# Asset Depreciation Calculator

## How to Calculate Asset Depreciation:

1. Enter the initial purchase price (the amount you purchased the asset for)
2. Enter the salvage value (how much you expect you'll be able to sell the asset for when you're done using it)
3. Adjust the life of asset slider to the number of years you expect the asset will last or the number of years you plan to use the asset for.

The calculator will display how the asset will depreciate over time, the depreciable asset value, the yearly depreciation rate, and the annual depreciation.

## What is Asset Depreciation?

The value of an asset will most likely decrease over time, depreciation is a way to measure by how much and how quickly an asset declines in value. Many business purchases will need to account for depreciation in order to calculate the correct tax deductions each year. Common assets that depreciate quickly include equipment, cars, phones, and even rental properties.

One way to calculate depreciation is to spread the cost of an asset evenly over its useful life; this is called straight line depreciation. This calculator shows how much an asset will depreciate each year—the yearly depreciation rate—using straight line depreciation.

## Types of Depreciation Methods

There are four main methods to account for depreciation:

• Straight line Depreciation: The depreciation rate stays the same throughout the life of the asset (used in this calculator).
• Units-of-Production Depreciation: The more an asset is used, the faster it will depreciate. If it’s used less, it will depreciate slower.
• Sum-of-The-Years Digits Depreciation: The older the asset gets, the more it will depreciate in the same amount of time.
• Declining Balance Depreciation: The asset depreciates more at the beginning of its life and slower at the end.
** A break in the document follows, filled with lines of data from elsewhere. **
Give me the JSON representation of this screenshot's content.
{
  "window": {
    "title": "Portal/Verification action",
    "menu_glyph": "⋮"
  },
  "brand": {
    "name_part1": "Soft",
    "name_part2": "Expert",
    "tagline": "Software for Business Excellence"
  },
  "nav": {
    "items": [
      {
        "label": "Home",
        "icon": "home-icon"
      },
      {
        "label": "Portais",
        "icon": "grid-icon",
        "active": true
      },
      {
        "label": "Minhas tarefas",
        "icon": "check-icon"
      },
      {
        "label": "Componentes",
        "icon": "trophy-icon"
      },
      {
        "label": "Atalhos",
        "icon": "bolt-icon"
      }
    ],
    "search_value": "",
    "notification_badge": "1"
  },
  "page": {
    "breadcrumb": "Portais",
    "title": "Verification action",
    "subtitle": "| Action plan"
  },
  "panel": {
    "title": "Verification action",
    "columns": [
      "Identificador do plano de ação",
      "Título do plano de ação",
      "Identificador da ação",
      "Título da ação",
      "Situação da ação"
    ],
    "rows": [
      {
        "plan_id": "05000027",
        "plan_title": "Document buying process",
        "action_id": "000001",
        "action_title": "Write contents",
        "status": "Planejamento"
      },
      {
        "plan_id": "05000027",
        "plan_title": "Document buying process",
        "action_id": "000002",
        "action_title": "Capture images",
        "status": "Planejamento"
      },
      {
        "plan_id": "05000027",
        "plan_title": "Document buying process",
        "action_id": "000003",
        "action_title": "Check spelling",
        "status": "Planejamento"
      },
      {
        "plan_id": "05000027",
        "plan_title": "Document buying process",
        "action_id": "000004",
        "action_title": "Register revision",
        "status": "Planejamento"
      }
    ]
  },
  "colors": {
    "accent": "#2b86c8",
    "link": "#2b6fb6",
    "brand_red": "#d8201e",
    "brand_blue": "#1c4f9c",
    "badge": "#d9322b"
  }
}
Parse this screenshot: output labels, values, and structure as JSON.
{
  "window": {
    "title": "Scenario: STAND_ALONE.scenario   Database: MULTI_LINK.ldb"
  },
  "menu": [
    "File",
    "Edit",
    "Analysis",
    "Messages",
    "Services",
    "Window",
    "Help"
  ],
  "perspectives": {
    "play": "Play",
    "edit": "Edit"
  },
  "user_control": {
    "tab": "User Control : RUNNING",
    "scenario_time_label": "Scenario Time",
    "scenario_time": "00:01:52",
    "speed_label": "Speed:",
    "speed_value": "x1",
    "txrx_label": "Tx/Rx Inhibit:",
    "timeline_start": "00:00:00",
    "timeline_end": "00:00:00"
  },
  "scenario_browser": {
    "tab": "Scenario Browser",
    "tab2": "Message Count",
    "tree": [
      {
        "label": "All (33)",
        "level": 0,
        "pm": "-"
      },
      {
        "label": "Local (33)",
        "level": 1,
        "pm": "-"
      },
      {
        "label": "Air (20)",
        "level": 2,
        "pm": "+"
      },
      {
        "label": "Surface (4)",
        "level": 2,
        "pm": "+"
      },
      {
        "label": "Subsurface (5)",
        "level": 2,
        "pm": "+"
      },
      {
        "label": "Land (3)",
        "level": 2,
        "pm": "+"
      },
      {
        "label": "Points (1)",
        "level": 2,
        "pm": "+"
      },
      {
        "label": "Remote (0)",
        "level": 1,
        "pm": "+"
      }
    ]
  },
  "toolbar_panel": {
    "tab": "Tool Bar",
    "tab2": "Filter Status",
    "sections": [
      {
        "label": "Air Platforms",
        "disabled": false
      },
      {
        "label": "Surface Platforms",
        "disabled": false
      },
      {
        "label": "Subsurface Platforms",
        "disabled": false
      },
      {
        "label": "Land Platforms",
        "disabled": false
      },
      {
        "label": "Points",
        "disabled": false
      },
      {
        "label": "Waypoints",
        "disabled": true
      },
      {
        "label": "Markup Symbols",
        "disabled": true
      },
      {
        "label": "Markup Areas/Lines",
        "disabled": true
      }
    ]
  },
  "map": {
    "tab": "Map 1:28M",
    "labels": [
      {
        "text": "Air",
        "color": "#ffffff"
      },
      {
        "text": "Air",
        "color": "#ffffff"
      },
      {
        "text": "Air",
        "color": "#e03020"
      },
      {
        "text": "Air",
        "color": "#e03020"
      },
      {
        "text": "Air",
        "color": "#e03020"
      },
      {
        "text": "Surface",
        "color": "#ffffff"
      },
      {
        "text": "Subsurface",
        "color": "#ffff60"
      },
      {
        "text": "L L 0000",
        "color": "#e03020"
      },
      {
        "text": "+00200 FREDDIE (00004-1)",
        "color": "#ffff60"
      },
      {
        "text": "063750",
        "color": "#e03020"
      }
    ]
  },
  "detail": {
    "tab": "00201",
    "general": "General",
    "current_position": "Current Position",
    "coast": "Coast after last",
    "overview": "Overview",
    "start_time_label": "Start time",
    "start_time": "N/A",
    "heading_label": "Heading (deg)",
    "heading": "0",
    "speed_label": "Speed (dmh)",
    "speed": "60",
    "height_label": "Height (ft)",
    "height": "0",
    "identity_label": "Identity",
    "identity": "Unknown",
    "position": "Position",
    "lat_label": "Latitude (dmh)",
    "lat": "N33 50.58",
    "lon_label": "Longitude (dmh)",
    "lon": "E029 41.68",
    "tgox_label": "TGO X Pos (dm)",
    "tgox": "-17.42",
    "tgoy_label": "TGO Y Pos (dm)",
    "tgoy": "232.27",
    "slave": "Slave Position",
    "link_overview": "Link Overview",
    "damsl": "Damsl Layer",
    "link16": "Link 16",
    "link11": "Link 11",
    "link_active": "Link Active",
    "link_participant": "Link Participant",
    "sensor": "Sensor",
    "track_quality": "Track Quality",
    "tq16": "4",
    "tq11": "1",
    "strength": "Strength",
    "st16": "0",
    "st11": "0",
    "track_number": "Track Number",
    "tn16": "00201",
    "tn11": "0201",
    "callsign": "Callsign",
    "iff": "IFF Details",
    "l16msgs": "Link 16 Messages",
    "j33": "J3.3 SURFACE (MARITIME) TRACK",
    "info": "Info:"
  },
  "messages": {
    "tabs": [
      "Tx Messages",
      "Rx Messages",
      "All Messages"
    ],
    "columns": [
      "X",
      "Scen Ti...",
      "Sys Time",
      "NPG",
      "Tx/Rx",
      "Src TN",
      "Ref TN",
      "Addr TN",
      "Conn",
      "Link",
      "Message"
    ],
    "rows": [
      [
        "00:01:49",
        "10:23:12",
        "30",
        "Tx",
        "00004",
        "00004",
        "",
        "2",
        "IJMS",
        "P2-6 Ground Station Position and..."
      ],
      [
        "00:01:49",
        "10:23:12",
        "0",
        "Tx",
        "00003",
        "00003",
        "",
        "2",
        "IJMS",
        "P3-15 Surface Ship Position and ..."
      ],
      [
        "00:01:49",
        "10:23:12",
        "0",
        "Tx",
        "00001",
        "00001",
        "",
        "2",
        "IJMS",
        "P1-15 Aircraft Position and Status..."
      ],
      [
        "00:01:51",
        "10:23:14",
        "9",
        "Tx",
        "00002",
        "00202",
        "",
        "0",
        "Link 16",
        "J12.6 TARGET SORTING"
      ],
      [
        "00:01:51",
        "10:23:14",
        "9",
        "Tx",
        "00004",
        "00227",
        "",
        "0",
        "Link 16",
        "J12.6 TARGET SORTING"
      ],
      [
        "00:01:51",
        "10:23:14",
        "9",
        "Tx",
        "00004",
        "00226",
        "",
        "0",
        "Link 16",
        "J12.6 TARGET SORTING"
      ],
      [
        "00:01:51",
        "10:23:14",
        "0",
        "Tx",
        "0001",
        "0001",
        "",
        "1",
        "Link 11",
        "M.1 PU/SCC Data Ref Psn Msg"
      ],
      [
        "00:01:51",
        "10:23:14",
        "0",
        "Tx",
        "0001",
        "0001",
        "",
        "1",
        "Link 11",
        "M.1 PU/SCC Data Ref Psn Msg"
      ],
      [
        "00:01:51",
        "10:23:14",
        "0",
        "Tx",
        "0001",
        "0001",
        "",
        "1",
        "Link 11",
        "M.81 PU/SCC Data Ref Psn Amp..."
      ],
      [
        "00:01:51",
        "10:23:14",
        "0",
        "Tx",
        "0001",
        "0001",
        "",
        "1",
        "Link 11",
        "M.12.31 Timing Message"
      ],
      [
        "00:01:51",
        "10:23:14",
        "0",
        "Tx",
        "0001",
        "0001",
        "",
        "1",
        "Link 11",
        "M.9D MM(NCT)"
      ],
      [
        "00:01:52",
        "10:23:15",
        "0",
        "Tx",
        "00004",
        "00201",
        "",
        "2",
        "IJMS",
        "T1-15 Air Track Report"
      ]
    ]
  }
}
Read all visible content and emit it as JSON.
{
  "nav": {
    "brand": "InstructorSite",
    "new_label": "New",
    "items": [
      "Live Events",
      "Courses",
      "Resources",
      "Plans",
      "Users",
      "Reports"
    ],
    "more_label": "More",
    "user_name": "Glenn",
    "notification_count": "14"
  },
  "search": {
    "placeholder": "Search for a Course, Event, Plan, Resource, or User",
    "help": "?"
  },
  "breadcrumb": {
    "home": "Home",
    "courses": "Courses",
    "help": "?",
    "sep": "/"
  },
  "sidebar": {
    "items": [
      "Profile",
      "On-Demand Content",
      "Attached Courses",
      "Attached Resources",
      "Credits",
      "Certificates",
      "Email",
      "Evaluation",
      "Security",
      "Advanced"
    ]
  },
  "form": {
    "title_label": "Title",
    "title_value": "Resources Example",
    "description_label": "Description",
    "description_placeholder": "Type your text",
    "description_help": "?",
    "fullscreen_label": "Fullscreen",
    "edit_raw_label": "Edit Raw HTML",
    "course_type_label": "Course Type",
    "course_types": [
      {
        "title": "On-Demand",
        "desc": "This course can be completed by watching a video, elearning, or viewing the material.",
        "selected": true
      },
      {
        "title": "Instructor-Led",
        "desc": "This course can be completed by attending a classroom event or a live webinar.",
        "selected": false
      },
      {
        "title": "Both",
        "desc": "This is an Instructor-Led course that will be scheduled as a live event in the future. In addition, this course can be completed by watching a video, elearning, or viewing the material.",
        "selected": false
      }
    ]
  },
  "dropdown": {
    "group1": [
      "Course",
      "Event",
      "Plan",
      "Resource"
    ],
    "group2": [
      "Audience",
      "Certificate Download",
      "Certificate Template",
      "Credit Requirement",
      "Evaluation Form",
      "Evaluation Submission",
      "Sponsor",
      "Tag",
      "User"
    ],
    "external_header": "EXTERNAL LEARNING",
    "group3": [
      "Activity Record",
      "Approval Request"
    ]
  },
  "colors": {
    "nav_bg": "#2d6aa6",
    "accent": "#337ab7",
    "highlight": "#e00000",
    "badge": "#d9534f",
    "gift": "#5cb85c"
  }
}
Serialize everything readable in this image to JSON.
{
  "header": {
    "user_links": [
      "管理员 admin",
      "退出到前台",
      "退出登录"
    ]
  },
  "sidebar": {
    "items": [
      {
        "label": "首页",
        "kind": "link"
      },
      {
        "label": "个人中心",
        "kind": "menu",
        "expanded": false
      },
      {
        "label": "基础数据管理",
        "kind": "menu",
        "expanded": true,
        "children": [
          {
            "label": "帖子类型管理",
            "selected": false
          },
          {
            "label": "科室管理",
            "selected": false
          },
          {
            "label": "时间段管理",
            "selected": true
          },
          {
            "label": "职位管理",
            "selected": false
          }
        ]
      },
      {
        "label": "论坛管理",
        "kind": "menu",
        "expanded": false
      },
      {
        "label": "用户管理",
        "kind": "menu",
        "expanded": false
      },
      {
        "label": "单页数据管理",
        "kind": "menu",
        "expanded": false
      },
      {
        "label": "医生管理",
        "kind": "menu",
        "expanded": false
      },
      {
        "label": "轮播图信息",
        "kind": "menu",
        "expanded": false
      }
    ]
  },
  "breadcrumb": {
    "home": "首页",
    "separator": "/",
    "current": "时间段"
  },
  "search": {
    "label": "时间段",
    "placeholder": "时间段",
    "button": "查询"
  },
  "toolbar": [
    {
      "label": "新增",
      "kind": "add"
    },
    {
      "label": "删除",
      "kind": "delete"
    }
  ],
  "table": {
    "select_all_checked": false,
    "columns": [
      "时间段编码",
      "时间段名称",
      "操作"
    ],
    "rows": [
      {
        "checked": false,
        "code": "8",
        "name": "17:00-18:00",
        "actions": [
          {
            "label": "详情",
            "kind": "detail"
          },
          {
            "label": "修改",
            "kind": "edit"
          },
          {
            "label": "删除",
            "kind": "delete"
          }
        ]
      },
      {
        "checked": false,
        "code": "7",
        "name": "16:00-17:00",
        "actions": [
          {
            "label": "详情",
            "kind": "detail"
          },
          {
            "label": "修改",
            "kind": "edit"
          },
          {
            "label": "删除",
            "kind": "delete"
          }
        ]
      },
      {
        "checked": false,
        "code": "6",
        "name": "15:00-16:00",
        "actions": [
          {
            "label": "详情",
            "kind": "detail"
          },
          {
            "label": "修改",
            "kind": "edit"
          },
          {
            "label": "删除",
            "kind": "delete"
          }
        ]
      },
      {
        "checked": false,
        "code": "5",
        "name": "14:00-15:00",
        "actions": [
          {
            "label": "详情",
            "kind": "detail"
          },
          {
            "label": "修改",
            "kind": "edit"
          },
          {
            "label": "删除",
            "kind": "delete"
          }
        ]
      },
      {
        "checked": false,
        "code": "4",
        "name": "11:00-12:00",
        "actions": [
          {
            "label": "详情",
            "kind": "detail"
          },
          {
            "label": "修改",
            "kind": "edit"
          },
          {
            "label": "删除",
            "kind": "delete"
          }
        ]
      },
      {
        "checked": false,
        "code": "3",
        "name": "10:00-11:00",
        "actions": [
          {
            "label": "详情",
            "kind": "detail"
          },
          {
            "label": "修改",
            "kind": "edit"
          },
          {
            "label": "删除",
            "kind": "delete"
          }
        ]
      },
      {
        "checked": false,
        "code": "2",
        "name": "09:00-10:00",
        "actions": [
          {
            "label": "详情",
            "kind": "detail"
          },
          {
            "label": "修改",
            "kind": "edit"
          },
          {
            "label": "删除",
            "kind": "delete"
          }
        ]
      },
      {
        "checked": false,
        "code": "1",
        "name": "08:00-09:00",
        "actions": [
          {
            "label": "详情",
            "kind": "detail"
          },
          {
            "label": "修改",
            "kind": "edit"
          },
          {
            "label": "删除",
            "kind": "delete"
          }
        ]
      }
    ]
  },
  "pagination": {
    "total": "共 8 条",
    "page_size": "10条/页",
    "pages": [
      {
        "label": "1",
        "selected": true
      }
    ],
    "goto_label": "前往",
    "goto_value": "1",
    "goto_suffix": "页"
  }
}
There’s also double-declining balance depreciation, which is the same idea but twice as fast.

## Straight Line Depreciation Formula

Annual depreciation is equal to the cost of the asset, minus the salvage value, divided by the useful life of the asset.

Disclaimer
While we hope you find this content useful, it is only intended to serve as a starting point. Your next step is to speak with a qualified, licensed professional who can provide advice tailored to your individual circumstances. Nothing in this article, nor in any associated resources, should be construed as financial or legal advice. Furthermore, while we have made good faith efforts to ensure that the information presented was correct as of the date the content was prepared, we are unable to guarantee that it remains accurate today.

Neither Banzai nor its sponsoring partners make any warranties or representations as to the accuracy, applicability, completeness, or suitability for any particular purpose of the information contained herein. Banzai and its sponsoring partners expressly disclaim any liability arising from the use or misuse of these materials and, by visiting this site, you agree to release Banzai and its sponsoring partners from any such liability. Do not rely upon the information provided in this content when making decisions regarding financial or legal matters without first consulting with a qualified, licensed professional.
Banzai interactive courses are fun and free. Go ahead.